R. STANLEY WILLIAMS
Professor; BA, Rice University; MS and PhD, University of California, Berkeley; NSF Fellow; Alfred P. Sloan Fellow; Camille and Henry Dreyfus
Teacher-Scholar; Glenn T. Seaborg Research Award; Herbert Newby McCoy Award.
The work in our laboratories is motivated by the technological requirements for future optoelectronic materials and the excitement of exploring new
scientific frontiers. We prepare clean single-crystal surfaces under ultra-high-vacuum conditions and then by the technique of molecular beam epitaxy, chemical vapor deposition, or laser ablation grow one or more
ordered overlayers of different types of materials. The long-term goal of this research is to create new crystalline composites with unusual and useful optical and electronic properties, which are controlled by the chemical identity
of the layers and their physical dimensions (quantum size effects).
The thickness of the layers that are grown often approach atomic dimensions, and therefore surface-sensitive probes are required to characterize
their properties. We utilize a broad range of crystallographic and spectroscopic techniques: scanning tunneling microscopy, low-energy
electron diffraction, scanning electron microscopy, Auger and photoelectron spectroscopies, secondary-ion mass spectroscopy, and laser-excited photoluminescence with picosecond time resolution.
Each of these tools provides a few clues to help understand the structural electrical, and chemical nature of the materials we grow, and the
primary work in our group is organizing a wide range of data to form a coherent picture of the samples studied. Our studies span the discipline of physical chemistry: the kinetics of surface growth, the thermodynamics of

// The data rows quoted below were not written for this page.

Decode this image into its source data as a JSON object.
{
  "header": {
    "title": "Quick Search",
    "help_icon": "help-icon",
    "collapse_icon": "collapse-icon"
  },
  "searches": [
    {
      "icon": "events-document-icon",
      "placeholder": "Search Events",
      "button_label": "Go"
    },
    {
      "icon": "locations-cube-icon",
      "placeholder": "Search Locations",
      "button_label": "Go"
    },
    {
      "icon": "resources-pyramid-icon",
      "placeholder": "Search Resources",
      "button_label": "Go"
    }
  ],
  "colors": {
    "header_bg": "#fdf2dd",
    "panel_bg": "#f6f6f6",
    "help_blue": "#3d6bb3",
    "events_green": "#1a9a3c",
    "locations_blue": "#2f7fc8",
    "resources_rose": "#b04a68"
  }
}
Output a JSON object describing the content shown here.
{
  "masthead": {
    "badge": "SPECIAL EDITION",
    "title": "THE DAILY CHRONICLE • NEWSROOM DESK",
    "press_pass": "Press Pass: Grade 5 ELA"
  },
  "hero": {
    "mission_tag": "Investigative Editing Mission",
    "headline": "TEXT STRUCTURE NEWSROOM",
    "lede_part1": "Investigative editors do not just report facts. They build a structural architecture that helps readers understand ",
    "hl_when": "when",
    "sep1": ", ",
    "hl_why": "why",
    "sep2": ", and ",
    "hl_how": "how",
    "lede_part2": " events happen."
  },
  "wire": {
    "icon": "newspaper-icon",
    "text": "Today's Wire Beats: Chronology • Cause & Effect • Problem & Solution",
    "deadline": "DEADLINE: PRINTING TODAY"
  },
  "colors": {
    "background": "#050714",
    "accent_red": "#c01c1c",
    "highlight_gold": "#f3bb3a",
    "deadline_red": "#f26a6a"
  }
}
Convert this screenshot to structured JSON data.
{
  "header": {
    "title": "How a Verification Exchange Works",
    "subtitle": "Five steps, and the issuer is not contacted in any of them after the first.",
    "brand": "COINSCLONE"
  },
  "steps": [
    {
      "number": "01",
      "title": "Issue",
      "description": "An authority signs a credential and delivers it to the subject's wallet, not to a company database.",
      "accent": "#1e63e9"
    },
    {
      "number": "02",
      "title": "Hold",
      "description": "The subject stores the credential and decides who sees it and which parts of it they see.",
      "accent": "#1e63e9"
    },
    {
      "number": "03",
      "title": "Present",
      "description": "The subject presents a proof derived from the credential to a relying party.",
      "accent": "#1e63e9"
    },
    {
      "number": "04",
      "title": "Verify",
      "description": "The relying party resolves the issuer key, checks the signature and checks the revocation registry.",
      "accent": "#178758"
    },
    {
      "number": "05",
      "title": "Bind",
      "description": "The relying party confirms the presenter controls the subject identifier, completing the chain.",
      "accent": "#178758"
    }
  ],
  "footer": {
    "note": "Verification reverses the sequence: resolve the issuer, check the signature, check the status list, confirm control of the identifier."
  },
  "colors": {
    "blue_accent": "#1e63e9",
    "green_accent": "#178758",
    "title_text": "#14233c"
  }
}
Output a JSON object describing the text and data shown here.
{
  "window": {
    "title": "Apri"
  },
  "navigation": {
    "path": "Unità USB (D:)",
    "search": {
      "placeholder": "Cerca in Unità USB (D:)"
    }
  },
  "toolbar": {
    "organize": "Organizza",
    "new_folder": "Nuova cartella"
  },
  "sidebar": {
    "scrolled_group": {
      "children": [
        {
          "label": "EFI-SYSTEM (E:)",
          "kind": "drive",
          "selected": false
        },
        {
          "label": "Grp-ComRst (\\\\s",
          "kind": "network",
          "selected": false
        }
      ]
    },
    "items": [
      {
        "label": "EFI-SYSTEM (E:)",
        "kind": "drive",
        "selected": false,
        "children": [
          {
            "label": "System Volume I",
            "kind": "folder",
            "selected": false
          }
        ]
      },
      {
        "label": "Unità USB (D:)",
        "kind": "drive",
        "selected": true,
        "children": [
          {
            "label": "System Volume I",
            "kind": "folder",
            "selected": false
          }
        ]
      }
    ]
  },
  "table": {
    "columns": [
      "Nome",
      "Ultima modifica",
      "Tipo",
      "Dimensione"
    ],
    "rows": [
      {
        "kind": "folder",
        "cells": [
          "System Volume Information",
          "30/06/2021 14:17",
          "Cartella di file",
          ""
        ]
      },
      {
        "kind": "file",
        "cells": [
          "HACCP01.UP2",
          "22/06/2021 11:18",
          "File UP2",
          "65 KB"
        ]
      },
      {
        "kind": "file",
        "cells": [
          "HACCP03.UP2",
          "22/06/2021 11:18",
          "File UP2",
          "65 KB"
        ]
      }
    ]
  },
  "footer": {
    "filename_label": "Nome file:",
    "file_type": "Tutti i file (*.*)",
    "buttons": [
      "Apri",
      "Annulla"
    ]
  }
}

interface formation and aging, and the quantum mechanics of nanometer scale structures.
As an example of ongoing research see
Atomic Force Microscope (AFM) topographic maps of semiconductor CuCl
KEY CONCEPTS AND WORDS:
Surface and Interface Chemistry: growth of crystalline thin films of
high-Tc superconductors; intermetallic compounds; semiconductors and
insulators; crystallographic and spectroscopic investigations of surfaces and interfaces; nanometer-scale thermochemistry and kinetics of solids.
Last Revision: 10/25/95 // mk